The lawsuit, which was brought on by ten counties in the US state of California, alleged that Goop’s two vaginal eggs—the Jade Egg and the Rose Quartz Egg—as well as its Inner Judge Flower Essence Blend were misleadingly advertised. Goop alleged the blend could treat depression, and that the $66 eggs you shove up your vagina “increases chi, orgasms; vaginal muscle tone, hormonal balance, and feminine energy in general.”
“A lot of things here are concerning,” Jen Gunter, an OB/GYN based in San Francisco, told Gizmodo in January of last year, discussing Goop’s vaginal eggs. “For one, this is a porous rock you’re putting in there, not medical-grade silicon, and who knows what bacteria can lodge in those nooks and crannies. Then there’s also this magical belief that putting something inside you can do something to your aura or chi.”
The conditions of Tuesday’s settlement require Goop to refund customers who bought any of the three aforementioned products between 12 January 2017 and 31 August 2017, according to Ars Technica. The settlement also states that the company has to pay $145,000 (£112,350) in civil penalties and $294.83 (£228.44) in investigative costs. That’s pocket change for the company that raised $50 million (£39 million) in Series C funding in March, putting the company’s value at an estimated $250 million (£194 million).
Goop also agreed in the settlement to stop making claims “regarding the efficacy or effects of any of its products without possessing competent and reliable scientific evidence that substantiates the claims,” Ars Technica reported.
Goop spokesperson Heather Wilson characterised the claims made against the company by the California Food, Drug and Medical Device Task Force as an “honest disagreement.” Wilson said in an email to Gizmodo that “the company wanted to settle this matter quickly and amicably” and that the settlement “does not indicate any liability on Goop’s part.” She added that Goop hasn’t received any complaints with regards to the lawsuit’s claims about the products. Wilson also noted that Goop is developing a wellness portal—“a world-class science and research team—from the Western and Eastern worlds—who are constructing a best-in-class scientific and regulatory portal for vetting all ingredients and claims for every ingestible product that we sell on Goop,” according to the site.
“Goop provides a forum for practitioners to present their views and experiences with various products like the jade egg.
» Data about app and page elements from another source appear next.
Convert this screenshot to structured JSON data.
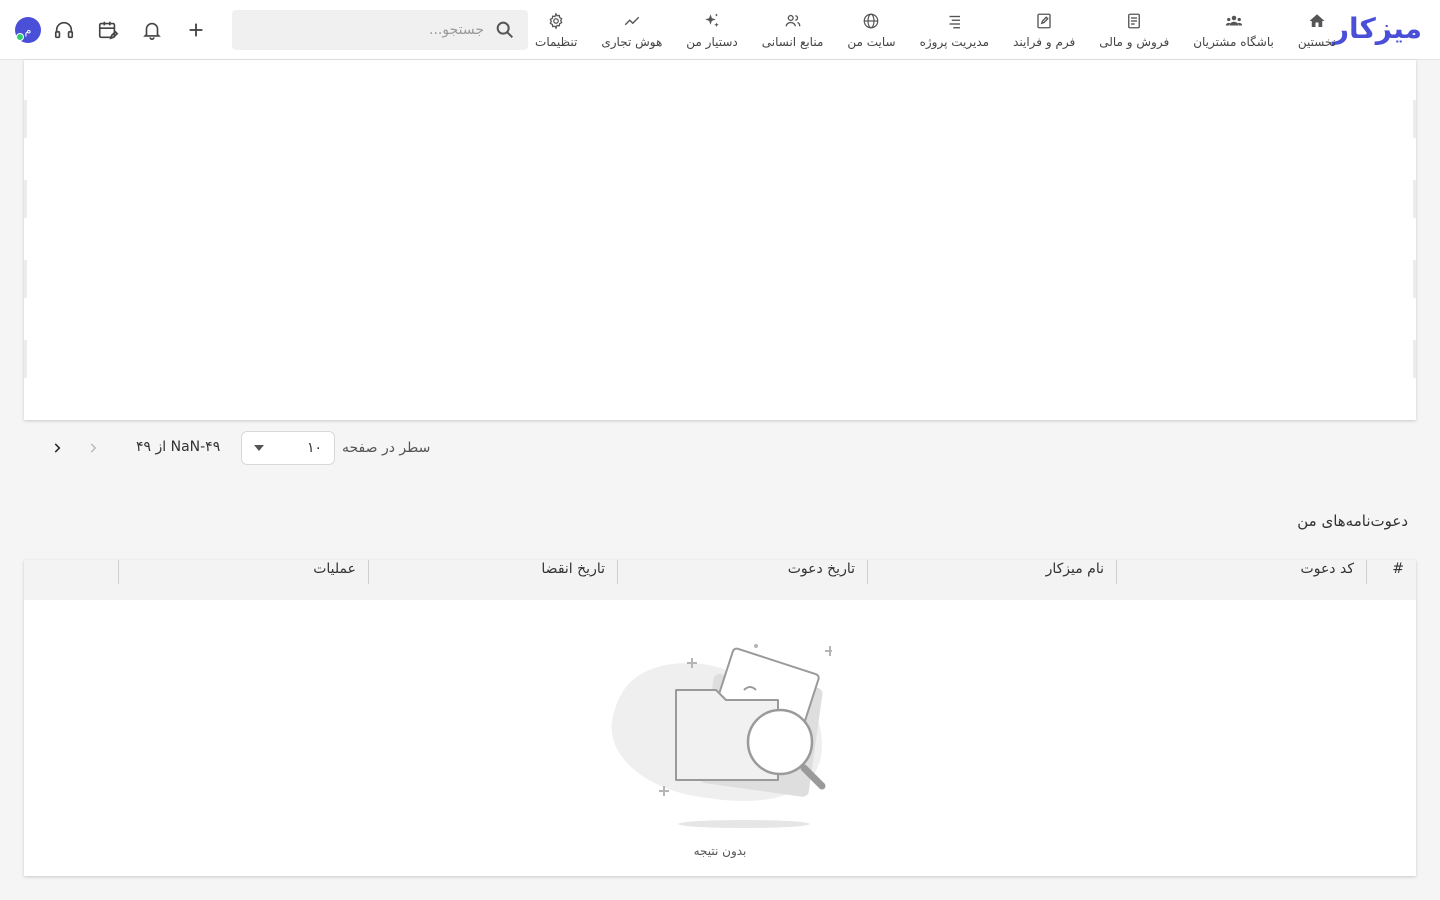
{
  "app": {
    "logo": "میزکار",
    "brand_color": "#4a4fd8"
  },
  "nav": [
    {
      "label": "نخستین",
      "icon": "home-icon"
    },
    {
      "label": "باشگاه مشتریان",
      "icon": "groups-icon"
    },
    {
      "label": "فروش و مالی",
      "icon": "receipt-icon"
    },
    {
      "label": "فرم و فرایند",
      "icon": "edit-note-icon"
    },
    {
      "label": "مدیریت پروژه",
      "icon": "lines-icon"
    },
    {
      "label": "سایت من",
      "icon": "globe-icon"
    },
    {
      "label": "منابع انسانی",
      "icon": "people-icon"
    },
    {
      "label": "دستیار من",
      "icon": "sparkle-icon"
    },
    {
      "label": "هوش تجاری",
      "icon": "trend-icon"
    },
    {
      "label": "تنظیمات",
      "icon": "gear-icon"
    }
  ],
  "search": {
    "placeholder": "جستجو..."
  },
  "toolbar": {
    "avatar_initial": "م"
  },
  "pagination": {
    "rows_label": "سطر در صفحه",
    "rows_value": "۱۰",
    "range_text": "NaN-۴۹ از ۴۹"
  },
  "invitations": {
    "title": "دعوت‌نامه‌های من",
    "columns": [
      "#",
      "کد دعوت",
      "نام میزکار",
      "تاریخ دعوت",
      "تاریخ انقضا",
      "عملیات"
    ],
    "empty_text": "بدون نتیجه"
  }
}
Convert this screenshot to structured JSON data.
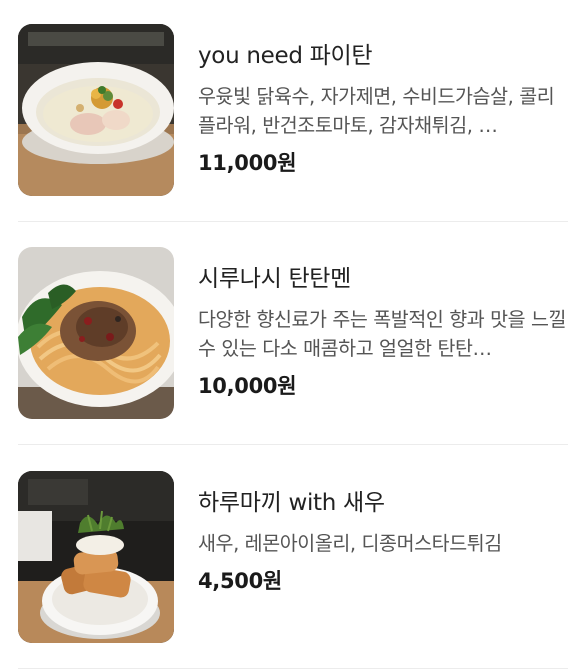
{
  "menu": {
    "items": [
      {
        "name": "you need 파이탄",
        "description": "우윳빛 닭육수, 자가제면, 수비드가슴살, 콜리플라워, 반건조토마토, 감자채튀김, …",
        "price": "11,000원",
        "image_icon": "paitan-ramen-bowl-photo"
      },
      {
        "name": "시루나시 탄탄멘",
        "description": "다양한 향신료가 주는 폭발적인 향과 맛을 느낄 수 있는 다소 매콤하고 얼얼한 탄탄…",
        "price": "10,000원",
        "image_icon": "tantanmen-bowl-photo"
      },
      {
        "name": "하루마끼 with 새우",
        "description": "새우, 레몬아이올리, 디종머스타드튀김",
        "price": "4,500원",
        "image_icon": "harumaki-shrimp-plate-photo"
      }
    ]
  }
}
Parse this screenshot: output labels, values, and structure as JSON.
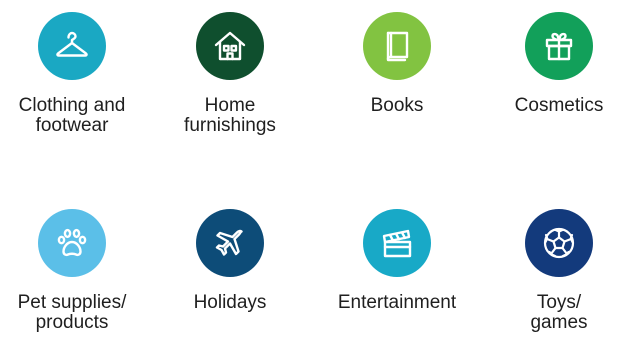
{
  "categories": [
    {
      "icon": "hanger-icon",
      "color": "#1aa8c3",
      "label_line1": "Clothing and",
      "label_line2": "footwear"
    },
    {
      "icon": "house-icon",
      "color": "#0f4f2e",
      "label_line1": "Home",
      "label_line2": "furnishings"
    },
    {
      "icon": "book-icon",
      "color": "#82c341",
      "label_line1": "Books",
      "label_line2": ""
    },
    {
      "icon": "gift-icon",
      "color": "#12a05a",
      "label_line1": "Cosmetics",
      "label_line2": ""
    },
    {
      "icon": "paw-icon",
      "color": "#5bbfe8",
      "label_line1": "Pet supplies/",
      "label_line2": "products"
    },
    {
      "icon": "airplane-icon",
      "color": "#0d4c78",
      "label_line1": "Holidays",
      "label_line2": ""
    },
    {
      "icon": "clapperboard-icon",
      "color": "#18a9c7",
      "label_line1": "Entertainment",
      "label_line2": ""
    },
    {
      "icon": "soccer-ball-icon",
      "color": "#133a7c",
      "label_line1": "Toys/",
      "label_line2": "games"
    }
  ]
}
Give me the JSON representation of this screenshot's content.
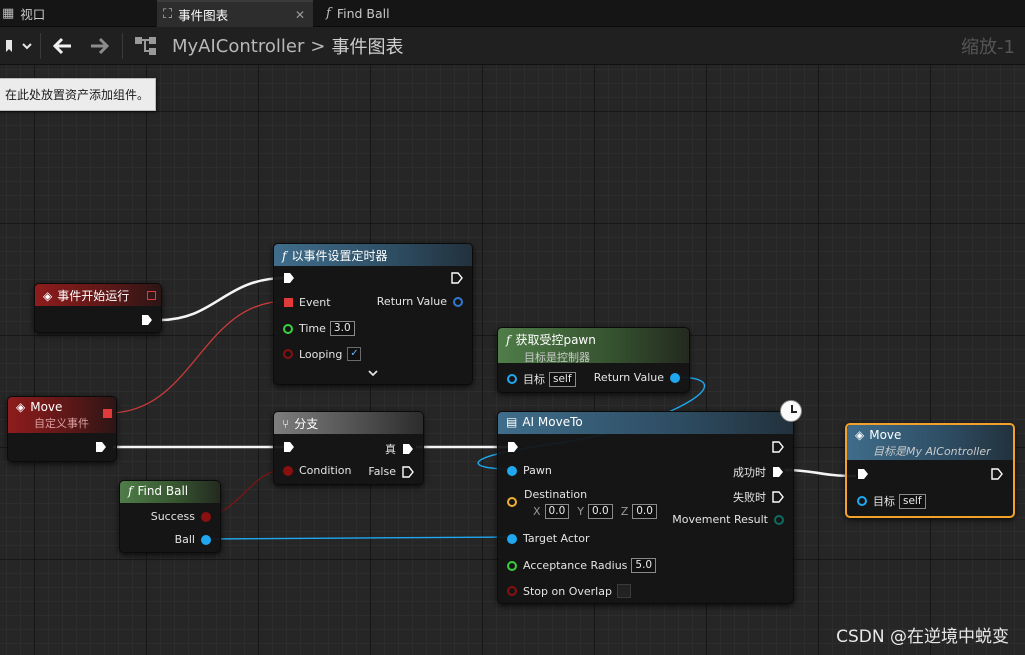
{
  "tabs": [
    {
      "label": "视口",
      "icon": "grid-icon"
    },
    {
      "label": "事件图表",
      "icon": "graph-icon",
      "active": true
    },
    {
      "label": "Find Ball",
      "icon": "function-icon"
    }
  ],
  "toolbar": {
    "breadcrumb_root": "MyAIController",
    "breadcrumb_separator": ">",
    "breadcrumb_current": "事件图表",
    "zoom": "缩放-1"
  },
  "hint_text": "在此处放置资产添加组件。",
  "nodes": {
    "begin_play": {
      "title": "事件开始运行"
    },
    "set_timer": {
      "title": "以事件设置定时器",
      "pin_event": "Event",
      "pin_time": "Time",
      "time_value": "3.0",
      "pin_looping": "Looping",
      "pin_return": "Return Value"
    },
    "get_pawn": {
      "title": "获取受控pawn",
      "subtitle": "目标是控制器",
      "pin_target": "目标",
      "target_value": "self",
      "pin_return": "Return Value"
    },
    "move_event": {
      "title": "Move",
      "subtitle": "自定义事件"
    },
    "branch": {
      "title": "分支",
      "pin_condition": "Condition",
      "pin_true": "真",
      "pin_false": "False"
    },
    "find_ball": {
      "title": "Find Ball",
      "pin_success": "Success",
      "pin_ball": "Ball"
    },
    "ai_moveto": {
      "title": "AI MoveTo",
      "pin_pawn": "Pawn",
      "pin_destination": "Destination",
      "x_label": "X",
      "x_value": "0.0",
      "y_label": "Y",
      "y_value": "0.0",
      "z_label": "Z",
      "z_value": "0.0",
      "pin_target_actor": "Target Actor",
      "pin_acceptance": "Acceptance Radius",
      "acceptance_value": "5.0",
      "pin_stop_overlap": "Stop on Overlap",
      "pin_on_success": "成功时",
      "pin_on_fail": "失败时",
      "pin_movement_result": "Movement Result"
    },
    "move_call": {
      "title": "Move",
      "subtitle": "目标是My AIController",
      "pin_target": "目标",
      "target_value": "self"
    }
  },
  "colors": {
    "exec_wire": "#ffffff",
    "object_pin": "#1fa8f0",
    "bool_pin": "#8a1010",
    "float_pin": "#38d13c",
    "vector_pin": "#f0b030",
    "delegate_pin": "#e03a3a",
    "enum_pin": "#0f6b60",
    "selection_outline": "#f2a12a"
  },
  "watermark": "CSDN @在逆境中蜕变"
}
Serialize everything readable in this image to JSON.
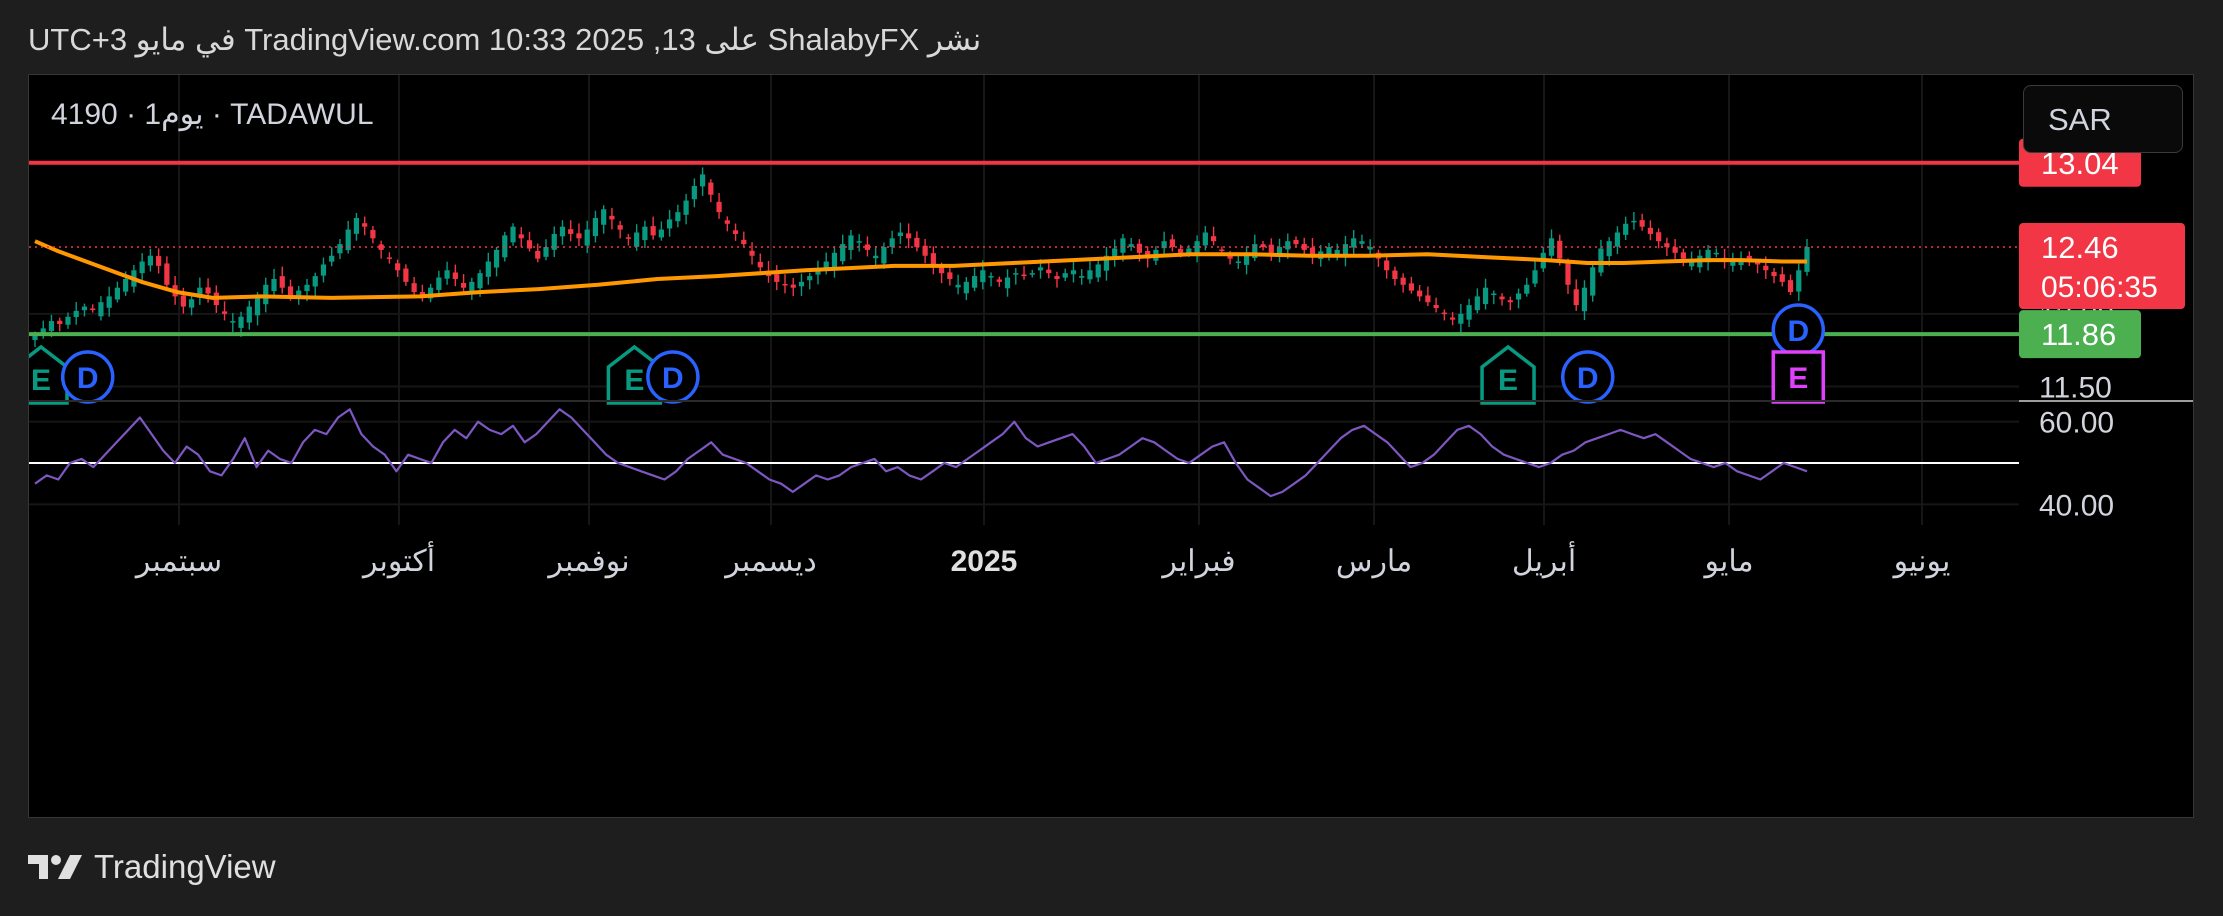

The law, though, sometimes views statements like this as advertising claims, which are subject to various legal requirements,” Erica Moore, chief financial officer of Goop, said in a statement. “The Task Force assisted us in applying those laws to the content we published, and we appreciate their guidance in this matter as we move from a pioneer in this space to an established wellness authority.”
Goop’s health claims about vaginal eggs and its floral blend aren’t the only ones that have been called into question. Nonprofit advertising watchdog Truth in Advertising (TINA) filed a formal complaint against Goop with the California Food Drug and Medical Device Task Force in August of last year with regards to more than 50 instances of purportedly misleading advertising.
“The examples we provided [in the complaint] are not iffy examples,” Truth in Advertising executive director Bonnie Patten told Gizmodo in September of last year. “There is a claim on the Goop website that a crystal can treat infertility, and I just really feel like saying things like that is taking advantage of a vulnerable population with very serious health challenges and exploiting that for financial gain.” [Ars Technica]